To cheers and sustained applause, Seattle Mayor Ed Murray, Socialist City Councilmember Kshama Sawant and other newly and reelected city officials were sworn into office today before a standing-room-only crowd at City Hall.
The usual formal ceremony in city council chambers was replaced with speeches that mixed calls for class struggle with pragmatic politics. Sawant got the biggest cheers from the audience that included supporters who waved signs supporting a $15 minimum wage. After taking the oath of office, administered by Nicole Grant, vice president of the Washington State Labor Council, both women turned to the hundreds of spectators packed into City Hall and raised their fists, a gesture that seemed to signal defiance from politics as usual and solidarity with working people.
Sawant also denounced the “glittering fortunes of the super wealthy” saying they came at the same time as the lives of working people and the unemployed “grow more difficult by the day.”
Murray, the city’s first openly gay mayor, also got sustained applause when he took the oath of office from former Governor and ambassador to China, Gary Locke, on a bible held by Murray’s husband, Michael Shiosaki.
In contrast to Sawant, Murray praised Seattle business for its innovation and creativity and suggested that the path to economic equality would need businesses support.
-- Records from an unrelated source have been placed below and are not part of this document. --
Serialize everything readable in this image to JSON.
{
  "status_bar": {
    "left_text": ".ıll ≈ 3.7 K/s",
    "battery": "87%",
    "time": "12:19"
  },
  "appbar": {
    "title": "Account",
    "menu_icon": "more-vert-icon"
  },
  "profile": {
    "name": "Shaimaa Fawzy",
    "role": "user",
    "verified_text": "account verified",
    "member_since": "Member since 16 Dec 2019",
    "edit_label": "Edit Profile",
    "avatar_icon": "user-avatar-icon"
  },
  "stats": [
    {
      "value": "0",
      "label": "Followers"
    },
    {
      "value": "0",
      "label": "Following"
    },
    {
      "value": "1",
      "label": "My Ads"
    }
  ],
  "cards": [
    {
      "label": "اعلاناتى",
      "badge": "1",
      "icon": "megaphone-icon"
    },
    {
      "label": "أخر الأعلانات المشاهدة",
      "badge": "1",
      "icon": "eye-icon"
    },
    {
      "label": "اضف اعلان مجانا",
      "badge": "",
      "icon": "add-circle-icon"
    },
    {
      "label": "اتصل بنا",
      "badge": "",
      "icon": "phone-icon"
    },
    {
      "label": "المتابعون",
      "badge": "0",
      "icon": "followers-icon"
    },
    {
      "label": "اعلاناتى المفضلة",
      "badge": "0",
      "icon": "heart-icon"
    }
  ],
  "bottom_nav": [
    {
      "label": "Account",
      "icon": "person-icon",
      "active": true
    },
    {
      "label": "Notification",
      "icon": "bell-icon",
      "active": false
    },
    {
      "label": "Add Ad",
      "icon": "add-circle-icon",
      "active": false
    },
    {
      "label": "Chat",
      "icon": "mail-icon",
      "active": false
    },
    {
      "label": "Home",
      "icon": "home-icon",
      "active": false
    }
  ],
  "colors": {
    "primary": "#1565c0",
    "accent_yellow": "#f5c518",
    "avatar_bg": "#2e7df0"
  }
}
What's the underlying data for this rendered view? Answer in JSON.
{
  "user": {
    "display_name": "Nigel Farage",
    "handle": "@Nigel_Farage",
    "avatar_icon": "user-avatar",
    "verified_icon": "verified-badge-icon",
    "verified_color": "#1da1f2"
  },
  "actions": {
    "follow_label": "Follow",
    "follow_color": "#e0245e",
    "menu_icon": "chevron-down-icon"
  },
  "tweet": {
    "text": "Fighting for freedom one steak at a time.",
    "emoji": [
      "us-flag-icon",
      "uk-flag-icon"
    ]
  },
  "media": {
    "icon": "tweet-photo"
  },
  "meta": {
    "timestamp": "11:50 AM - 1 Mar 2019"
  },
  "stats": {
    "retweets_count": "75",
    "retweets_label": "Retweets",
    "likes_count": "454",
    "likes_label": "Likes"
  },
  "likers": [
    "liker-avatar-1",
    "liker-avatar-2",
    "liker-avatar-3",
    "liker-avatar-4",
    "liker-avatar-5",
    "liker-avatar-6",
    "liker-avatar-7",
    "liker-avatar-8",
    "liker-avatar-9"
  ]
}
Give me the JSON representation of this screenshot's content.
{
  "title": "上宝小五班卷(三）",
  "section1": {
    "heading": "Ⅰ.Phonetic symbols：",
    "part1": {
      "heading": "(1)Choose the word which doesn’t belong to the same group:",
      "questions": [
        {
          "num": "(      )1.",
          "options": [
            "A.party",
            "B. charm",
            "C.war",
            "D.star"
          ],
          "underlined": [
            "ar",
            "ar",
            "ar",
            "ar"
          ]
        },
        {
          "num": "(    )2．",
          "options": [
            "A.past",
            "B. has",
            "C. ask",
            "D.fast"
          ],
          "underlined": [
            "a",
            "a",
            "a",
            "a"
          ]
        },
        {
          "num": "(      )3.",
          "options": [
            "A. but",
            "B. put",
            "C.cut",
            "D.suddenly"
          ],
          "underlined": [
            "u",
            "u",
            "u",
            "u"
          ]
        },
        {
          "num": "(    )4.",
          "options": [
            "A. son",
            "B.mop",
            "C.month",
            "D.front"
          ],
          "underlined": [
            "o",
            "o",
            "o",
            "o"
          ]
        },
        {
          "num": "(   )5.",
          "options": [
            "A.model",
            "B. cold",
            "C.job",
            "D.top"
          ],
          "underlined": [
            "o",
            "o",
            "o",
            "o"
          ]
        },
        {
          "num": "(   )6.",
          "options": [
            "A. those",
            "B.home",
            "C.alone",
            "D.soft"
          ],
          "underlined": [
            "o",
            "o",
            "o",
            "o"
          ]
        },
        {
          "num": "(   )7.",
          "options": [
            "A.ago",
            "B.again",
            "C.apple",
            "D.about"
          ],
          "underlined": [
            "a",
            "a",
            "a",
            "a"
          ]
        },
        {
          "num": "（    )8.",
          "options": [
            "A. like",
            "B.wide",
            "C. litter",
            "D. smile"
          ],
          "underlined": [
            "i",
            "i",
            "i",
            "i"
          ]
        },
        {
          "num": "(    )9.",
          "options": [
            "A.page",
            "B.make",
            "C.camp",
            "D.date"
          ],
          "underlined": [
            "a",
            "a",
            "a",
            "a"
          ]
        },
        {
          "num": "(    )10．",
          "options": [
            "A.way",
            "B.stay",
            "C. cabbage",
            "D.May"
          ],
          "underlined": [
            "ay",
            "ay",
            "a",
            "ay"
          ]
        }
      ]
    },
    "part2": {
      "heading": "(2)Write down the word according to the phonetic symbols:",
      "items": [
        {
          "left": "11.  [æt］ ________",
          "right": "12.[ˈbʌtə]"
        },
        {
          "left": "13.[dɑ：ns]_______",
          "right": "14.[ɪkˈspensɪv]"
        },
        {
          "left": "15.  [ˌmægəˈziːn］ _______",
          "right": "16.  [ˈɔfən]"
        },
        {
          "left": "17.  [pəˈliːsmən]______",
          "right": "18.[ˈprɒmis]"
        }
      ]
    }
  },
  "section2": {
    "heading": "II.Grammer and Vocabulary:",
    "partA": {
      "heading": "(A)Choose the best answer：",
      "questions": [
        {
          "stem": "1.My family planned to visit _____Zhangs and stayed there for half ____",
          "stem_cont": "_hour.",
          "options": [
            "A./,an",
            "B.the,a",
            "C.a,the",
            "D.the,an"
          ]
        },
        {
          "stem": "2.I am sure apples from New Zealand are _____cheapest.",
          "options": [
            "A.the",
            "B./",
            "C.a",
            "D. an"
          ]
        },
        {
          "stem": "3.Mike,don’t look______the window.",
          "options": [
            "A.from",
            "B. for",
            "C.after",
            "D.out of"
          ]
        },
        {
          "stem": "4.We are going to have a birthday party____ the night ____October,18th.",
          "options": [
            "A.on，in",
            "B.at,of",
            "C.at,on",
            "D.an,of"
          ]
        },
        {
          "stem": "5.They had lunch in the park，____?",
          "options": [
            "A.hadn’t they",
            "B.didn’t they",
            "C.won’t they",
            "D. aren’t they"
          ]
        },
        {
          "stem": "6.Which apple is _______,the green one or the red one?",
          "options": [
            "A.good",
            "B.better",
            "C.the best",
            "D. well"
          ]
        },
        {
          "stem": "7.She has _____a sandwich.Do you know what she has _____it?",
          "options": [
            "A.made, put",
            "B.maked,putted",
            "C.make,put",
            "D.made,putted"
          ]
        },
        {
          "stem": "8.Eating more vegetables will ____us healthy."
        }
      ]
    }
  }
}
He also suggested that government could help improve people’s lives. He said he saw government as a place not for political posturing or ideology, but a place for pragmatism.More